• [WHAT NEEDS TO BE DONE] State how many lines in the entries below include the string "content", and give nothing beyond that number.

• [RECORDED INFORMATION]
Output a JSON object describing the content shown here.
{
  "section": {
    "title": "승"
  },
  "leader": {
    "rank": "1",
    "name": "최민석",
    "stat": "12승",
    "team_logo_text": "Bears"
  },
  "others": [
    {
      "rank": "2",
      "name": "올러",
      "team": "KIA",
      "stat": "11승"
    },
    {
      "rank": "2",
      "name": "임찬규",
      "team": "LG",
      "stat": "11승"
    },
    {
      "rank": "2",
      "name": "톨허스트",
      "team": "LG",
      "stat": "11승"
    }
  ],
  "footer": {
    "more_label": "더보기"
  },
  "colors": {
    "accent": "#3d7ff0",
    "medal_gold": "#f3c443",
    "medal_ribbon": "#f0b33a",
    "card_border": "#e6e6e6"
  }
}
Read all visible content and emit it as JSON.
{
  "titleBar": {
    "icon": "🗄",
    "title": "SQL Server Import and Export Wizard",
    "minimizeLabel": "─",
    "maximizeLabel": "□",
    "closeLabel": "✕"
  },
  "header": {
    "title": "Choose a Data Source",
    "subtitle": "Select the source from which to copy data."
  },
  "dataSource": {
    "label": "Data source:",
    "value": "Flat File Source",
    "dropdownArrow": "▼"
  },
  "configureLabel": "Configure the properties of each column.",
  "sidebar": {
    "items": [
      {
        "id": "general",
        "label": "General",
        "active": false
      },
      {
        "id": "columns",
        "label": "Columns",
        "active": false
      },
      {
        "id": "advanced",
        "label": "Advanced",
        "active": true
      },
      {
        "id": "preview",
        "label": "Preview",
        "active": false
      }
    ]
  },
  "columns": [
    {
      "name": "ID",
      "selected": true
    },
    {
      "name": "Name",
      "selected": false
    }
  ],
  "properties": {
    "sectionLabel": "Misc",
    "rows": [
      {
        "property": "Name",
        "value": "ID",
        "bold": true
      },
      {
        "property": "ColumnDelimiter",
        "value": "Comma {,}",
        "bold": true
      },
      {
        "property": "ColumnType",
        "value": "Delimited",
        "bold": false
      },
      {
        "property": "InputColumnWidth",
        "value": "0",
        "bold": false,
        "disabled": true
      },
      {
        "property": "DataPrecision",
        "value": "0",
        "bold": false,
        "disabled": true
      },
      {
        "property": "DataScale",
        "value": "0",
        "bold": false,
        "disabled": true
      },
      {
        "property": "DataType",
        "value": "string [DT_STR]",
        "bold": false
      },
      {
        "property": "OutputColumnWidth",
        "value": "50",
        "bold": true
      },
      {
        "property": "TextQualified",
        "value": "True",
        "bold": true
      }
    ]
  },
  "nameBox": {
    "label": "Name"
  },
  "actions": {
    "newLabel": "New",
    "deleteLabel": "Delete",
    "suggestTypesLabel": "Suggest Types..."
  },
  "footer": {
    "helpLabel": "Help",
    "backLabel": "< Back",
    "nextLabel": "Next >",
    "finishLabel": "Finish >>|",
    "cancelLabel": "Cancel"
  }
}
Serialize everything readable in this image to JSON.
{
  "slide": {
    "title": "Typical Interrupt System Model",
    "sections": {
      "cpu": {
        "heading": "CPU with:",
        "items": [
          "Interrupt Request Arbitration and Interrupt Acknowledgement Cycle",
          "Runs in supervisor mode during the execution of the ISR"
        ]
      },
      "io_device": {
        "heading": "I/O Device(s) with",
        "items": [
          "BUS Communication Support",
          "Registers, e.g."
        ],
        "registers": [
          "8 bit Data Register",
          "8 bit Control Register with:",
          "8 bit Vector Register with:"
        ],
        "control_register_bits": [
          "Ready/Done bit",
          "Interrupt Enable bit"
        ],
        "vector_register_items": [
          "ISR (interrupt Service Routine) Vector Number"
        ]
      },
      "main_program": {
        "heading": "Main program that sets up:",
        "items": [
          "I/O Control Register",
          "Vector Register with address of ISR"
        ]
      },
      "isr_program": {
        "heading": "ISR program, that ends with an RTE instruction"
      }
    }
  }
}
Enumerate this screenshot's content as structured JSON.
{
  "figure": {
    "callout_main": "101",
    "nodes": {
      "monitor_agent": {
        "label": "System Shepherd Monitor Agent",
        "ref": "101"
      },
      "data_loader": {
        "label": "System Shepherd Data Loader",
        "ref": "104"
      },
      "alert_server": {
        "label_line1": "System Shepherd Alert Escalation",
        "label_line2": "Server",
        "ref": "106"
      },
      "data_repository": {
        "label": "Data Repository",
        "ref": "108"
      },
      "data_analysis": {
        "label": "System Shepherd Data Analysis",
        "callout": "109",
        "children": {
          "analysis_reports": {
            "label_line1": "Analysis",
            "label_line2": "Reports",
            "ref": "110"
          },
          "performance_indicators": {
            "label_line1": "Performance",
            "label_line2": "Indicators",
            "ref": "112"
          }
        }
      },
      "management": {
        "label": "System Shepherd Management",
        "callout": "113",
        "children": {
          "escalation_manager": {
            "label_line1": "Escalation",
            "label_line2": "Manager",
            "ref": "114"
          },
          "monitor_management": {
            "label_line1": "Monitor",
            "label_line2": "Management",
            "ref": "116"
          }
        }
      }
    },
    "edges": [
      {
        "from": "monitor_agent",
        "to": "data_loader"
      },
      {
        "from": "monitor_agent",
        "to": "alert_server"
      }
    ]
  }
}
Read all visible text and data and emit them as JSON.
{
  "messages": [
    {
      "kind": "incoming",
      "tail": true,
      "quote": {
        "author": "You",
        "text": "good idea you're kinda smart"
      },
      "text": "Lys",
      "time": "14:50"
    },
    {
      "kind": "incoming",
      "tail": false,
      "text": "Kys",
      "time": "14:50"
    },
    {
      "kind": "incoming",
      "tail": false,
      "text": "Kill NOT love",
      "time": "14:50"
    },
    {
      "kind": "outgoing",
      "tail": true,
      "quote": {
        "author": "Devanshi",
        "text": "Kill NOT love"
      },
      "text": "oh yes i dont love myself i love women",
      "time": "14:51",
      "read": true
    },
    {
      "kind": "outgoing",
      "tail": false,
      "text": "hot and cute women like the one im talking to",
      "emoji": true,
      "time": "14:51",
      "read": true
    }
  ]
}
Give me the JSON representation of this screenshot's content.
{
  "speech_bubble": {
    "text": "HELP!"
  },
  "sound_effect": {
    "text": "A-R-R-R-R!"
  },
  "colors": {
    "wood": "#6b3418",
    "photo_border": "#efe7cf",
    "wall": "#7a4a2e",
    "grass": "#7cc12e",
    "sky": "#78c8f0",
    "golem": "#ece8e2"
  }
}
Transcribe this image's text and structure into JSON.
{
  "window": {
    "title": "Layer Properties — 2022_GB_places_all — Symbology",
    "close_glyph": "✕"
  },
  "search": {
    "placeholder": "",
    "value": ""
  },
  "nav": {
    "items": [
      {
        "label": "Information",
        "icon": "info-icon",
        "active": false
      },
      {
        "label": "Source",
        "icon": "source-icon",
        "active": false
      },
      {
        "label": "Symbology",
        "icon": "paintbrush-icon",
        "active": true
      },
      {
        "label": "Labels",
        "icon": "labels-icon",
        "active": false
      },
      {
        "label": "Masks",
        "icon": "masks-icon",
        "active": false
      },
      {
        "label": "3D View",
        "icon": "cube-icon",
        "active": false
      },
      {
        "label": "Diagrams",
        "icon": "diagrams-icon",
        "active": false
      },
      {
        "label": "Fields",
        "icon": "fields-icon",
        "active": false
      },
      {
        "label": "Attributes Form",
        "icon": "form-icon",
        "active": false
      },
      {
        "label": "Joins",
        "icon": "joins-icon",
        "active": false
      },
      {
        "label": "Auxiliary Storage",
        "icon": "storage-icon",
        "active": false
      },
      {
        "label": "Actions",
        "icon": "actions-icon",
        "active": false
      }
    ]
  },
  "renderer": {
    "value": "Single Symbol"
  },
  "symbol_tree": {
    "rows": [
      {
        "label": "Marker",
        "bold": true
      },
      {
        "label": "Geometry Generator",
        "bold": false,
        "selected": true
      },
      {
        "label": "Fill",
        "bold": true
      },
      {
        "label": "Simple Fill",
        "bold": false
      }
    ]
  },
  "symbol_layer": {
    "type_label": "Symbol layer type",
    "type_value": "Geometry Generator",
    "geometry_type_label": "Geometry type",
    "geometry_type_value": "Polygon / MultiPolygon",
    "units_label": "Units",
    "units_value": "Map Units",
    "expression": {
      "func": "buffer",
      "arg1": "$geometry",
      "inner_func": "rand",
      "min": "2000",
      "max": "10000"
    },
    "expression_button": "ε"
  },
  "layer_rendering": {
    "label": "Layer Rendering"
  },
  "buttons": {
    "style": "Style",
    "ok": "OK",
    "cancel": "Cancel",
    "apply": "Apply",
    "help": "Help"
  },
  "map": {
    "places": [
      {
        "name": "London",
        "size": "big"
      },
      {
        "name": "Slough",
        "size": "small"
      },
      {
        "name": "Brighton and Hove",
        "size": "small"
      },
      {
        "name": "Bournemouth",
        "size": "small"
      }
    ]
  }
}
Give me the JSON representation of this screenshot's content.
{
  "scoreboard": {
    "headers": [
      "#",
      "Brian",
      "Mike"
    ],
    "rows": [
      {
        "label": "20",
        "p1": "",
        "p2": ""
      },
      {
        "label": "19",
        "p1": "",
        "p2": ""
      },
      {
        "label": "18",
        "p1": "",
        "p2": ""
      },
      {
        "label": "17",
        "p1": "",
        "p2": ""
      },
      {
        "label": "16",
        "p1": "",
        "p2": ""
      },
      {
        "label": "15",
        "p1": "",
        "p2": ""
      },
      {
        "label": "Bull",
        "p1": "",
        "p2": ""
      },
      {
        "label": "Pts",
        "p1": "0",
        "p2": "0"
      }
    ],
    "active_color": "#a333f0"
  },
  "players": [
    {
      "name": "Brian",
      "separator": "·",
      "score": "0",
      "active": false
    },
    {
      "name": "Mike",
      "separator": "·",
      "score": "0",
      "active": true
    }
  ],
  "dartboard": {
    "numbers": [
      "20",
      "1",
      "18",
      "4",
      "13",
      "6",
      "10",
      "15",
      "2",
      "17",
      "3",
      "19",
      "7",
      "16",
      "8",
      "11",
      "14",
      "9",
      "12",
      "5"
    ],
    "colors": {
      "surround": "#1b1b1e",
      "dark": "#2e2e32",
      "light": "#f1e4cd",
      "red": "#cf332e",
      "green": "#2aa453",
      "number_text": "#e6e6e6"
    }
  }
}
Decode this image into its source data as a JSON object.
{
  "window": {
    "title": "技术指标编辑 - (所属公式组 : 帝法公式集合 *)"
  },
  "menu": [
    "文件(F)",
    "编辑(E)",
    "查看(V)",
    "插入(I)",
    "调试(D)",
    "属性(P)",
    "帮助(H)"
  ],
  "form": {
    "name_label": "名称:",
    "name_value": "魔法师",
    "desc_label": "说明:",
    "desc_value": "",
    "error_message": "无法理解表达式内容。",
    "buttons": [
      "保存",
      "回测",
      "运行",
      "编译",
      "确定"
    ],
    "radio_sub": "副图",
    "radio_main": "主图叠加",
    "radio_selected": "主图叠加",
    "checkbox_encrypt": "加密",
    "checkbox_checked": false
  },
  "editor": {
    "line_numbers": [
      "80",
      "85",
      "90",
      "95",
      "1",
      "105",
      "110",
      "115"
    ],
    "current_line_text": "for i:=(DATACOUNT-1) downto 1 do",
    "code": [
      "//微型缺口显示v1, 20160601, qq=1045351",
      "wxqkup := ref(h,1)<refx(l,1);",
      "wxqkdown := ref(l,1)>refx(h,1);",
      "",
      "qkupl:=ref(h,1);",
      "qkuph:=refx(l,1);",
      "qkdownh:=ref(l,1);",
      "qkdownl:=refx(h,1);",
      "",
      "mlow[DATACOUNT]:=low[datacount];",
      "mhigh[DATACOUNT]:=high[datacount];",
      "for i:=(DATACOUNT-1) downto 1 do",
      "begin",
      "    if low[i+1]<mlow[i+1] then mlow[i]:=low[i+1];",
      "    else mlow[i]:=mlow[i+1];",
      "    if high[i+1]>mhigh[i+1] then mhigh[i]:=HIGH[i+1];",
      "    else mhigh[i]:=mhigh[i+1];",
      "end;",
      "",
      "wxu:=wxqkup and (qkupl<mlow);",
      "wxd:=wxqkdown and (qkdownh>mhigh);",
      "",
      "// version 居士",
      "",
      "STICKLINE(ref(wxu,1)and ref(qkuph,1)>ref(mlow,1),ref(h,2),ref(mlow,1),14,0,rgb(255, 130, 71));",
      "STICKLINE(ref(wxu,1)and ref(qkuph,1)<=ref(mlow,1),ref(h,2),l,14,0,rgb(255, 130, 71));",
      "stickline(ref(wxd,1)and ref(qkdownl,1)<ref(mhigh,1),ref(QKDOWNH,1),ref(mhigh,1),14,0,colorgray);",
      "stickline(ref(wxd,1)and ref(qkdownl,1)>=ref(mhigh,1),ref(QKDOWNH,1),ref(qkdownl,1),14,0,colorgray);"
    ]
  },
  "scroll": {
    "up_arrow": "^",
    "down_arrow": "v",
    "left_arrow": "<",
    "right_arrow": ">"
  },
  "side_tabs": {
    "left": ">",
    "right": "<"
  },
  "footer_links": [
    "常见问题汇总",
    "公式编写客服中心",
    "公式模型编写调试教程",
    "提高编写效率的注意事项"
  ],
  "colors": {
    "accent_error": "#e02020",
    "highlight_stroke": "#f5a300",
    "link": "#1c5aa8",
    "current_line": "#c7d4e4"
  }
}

• [RESULT OF THIS EXERCISE] 5